** The data follows **
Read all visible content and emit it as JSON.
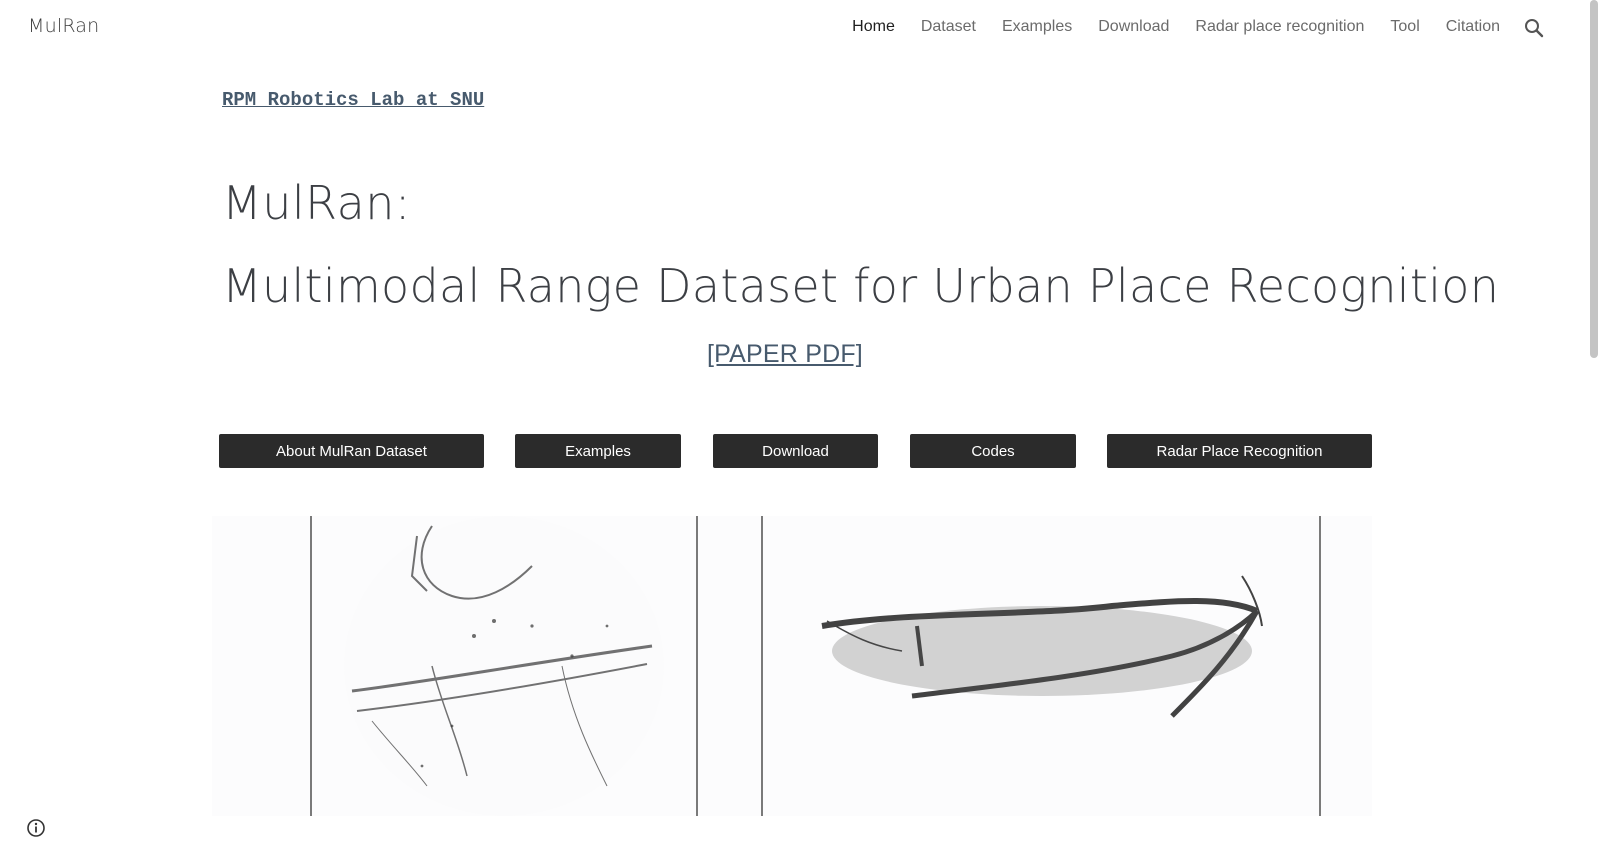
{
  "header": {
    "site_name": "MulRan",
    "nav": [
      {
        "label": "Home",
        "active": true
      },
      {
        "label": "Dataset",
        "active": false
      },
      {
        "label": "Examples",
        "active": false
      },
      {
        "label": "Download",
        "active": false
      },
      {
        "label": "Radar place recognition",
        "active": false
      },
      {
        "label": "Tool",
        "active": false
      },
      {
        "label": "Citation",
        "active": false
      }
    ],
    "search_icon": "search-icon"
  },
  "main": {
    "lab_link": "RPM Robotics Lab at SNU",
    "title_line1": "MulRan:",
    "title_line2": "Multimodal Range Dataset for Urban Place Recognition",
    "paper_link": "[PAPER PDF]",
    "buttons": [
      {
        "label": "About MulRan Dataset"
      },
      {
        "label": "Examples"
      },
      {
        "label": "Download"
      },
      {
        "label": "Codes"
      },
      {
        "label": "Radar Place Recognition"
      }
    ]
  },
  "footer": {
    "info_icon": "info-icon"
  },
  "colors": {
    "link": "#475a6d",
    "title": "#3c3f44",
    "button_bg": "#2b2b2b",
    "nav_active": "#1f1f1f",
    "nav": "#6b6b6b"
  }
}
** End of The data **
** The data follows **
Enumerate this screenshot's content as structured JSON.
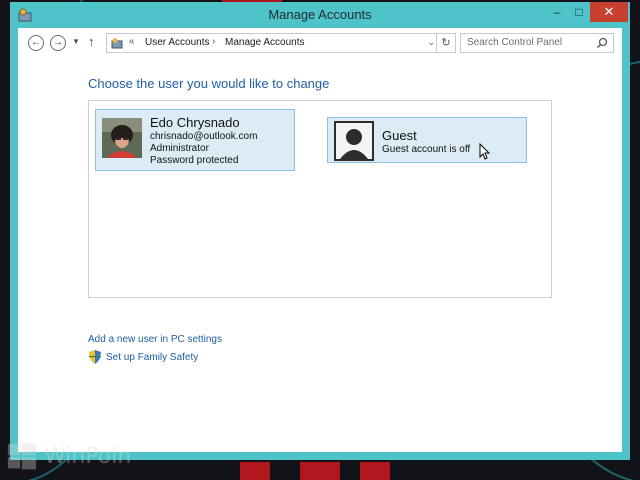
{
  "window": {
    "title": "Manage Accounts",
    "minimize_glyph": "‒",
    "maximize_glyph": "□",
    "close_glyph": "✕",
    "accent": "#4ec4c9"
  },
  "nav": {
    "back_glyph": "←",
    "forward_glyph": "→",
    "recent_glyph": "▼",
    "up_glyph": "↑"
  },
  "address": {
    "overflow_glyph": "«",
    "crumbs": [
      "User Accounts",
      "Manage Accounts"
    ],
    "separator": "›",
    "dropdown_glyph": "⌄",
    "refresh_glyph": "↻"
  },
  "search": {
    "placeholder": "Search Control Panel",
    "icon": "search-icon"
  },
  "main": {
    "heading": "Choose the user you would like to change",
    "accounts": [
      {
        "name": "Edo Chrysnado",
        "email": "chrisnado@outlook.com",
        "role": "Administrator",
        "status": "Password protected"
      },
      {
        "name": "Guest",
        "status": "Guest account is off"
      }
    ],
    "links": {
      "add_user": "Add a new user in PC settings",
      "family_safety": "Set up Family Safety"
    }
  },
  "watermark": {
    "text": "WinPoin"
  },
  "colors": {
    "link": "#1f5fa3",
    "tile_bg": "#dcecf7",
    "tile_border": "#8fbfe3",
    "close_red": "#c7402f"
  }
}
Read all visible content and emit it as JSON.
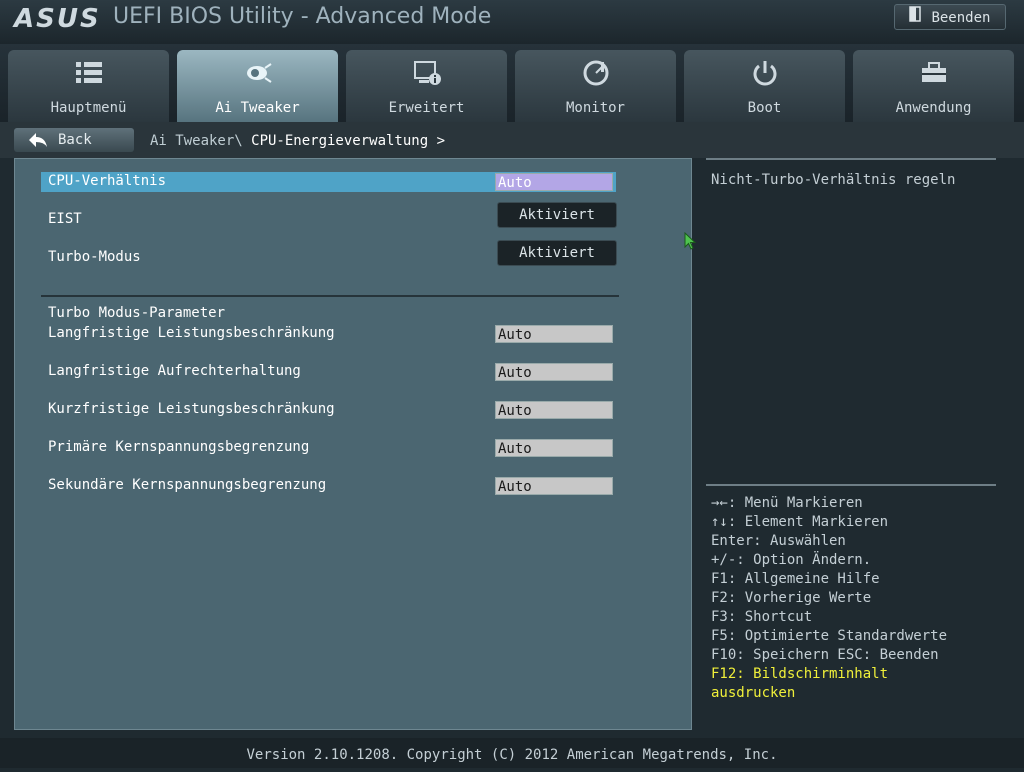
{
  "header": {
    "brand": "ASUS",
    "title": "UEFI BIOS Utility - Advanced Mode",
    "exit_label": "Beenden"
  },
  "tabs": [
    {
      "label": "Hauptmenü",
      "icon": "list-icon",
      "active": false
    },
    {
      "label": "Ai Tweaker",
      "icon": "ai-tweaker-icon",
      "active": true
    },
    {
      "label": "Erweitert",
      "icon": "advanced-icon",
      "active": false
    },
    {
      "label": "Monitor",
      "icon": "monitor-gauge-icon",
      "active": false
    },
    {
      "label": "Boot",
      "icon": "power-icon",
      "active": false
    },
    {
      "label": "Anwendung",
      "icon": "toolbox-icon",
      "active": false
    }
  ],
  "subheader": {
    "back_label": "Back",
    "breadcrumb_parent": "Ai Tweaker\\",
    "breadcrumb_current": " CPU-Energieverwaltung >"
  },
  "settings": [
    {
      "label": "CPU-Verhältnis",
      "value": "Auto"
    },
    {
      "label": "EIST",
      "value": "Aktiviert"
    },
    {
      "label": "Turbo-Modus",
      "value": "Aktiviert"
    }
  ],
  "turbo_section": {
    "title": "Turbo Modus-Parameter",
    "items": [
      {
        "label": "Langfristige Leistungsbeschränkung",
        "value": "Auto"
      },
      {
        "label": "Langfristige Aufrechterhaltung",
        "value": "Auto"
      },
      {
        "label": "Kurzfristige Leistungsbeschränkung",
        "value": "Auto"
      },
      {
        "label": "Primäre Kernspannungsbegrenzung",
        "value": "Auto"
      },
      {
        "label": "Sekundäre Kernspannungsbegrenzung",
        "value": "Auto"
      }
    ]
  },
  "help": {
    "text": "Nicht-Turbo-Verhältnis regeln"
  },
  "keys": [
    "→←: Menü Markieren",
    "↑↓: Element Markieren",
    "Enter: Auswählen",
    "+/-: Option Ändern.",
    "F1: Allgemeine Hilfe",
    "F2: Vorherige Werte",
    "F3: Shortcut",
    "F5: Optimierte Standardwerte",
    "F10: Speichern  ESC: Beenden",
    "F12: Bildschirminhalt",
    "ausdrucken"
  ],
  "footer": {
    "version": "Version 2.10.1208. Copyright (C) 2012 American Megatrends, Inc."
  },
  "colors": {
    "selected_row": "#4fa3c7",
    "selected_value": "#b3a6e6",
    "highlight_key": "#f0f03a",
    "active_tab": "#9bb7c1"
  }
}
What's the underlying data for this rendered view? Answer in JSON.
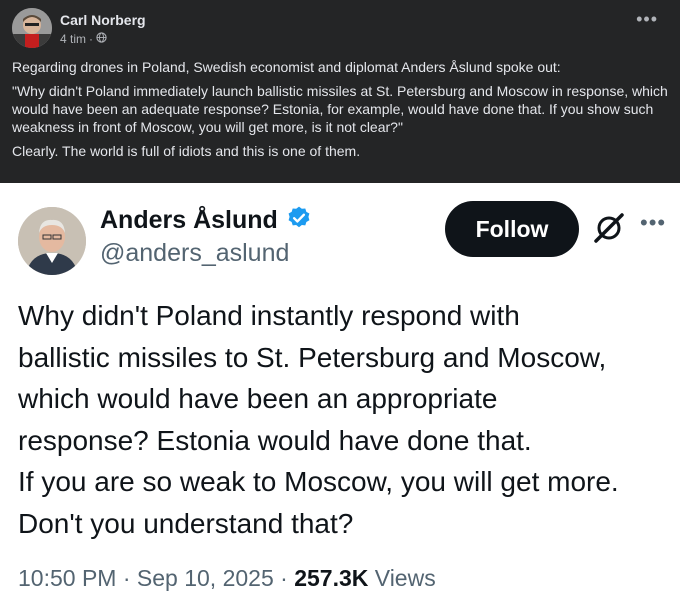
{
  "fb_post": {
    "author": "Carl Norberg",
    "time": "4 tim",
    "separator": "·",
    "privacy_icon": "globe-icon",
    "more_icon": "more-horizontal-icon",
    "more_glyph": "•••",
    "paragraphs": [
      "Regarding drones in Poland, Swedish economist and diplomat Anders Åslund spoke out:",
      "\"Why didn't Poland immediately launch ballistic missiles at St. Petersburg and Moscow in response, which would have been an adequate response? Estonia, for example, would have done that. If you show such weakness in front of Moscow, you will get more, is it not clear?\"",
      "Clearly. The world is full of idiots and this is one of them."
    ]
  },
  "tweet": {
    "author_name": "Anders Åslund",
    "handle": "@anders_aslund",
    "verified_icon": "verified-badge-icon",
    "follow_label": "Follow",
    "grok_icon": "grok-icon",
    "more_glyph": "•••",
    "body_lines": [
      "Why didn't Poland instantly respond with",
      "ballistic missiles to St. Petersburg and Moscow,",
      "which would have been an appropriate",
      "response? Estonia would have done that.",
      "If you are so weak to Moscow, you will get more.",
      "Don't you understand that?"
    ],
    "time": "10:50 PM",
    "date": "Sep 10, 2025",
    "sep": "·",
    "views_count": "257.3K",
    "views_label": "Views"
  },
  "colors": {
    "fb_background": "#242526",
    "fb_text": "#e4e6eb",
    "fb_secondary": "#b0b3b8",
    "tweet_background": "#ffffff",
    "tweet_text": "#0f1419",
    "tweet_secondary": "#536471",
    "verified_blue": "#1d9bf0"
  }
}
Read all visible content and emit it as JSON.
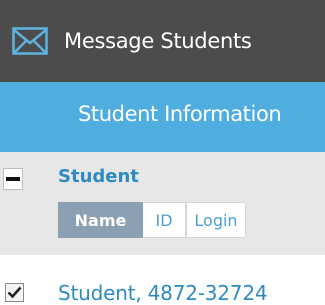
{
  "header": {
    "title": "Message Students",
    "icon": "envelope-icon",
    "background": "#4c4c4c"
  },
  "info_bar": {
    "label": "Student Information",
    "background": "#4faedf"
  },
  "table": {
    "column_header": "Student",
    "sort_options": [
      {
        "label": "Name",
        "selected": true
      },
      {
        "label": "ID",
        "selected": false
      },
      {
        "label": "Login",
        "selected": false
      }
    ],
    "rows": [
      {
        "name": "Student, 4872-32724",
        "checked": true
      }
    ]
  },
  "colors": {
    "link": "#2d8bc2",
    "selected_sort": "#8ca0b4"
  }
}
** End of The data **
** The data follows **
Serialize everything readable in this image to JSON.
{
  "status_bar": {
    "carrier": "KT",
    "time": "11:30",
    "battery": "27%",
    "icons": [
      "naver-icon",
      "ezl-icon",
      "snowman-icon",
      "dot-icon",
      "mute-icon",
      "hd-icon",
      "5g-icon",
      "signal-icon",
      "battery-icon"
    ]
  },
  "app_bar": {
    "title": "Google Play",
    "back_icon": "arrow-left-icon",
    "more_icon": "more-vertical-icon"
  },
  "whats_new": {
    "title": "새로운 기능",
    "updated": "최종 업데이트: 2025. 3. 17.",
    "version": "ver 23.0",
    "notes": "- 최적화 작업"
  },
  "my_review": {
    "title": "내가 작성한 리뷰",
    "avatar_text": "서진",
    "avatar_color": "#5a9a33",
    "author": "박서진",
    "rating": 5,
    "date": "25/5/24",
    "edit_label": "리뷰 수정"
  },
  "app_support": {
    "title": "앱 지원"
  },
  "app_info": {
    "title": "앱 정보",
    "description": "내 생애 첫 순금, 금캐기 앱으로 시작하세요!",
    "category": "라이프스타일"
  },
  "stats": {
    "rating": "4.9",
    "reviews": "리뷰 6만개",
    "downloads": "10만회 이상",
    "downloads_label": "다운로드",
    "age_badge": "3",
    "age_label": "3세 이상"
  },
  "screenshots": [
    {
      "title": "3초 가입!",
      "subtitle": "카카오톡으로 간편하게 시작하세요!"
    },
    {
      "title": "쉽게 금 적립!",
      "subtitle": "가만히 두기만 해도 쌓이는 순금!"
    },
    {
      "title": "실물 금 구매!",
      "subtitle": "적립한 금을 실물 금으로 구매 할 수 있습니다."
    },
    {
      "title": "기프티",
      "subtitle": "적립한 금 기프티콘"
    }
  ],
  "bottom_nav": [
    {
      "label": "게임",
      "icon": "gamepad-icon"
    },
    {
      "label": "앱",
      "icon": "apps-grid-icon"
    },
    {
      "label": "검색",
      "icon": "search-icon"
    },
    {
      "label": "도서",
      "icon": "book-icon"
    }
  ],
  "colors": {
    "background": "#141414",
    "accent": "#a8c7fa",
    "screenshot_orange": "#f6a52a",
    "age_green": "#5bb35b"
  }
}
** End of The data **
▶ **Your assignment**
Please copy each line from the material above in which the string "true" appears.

▶ **Response to the exercise**
        "active": true
      "active": true
        "selected": true
        "checked": true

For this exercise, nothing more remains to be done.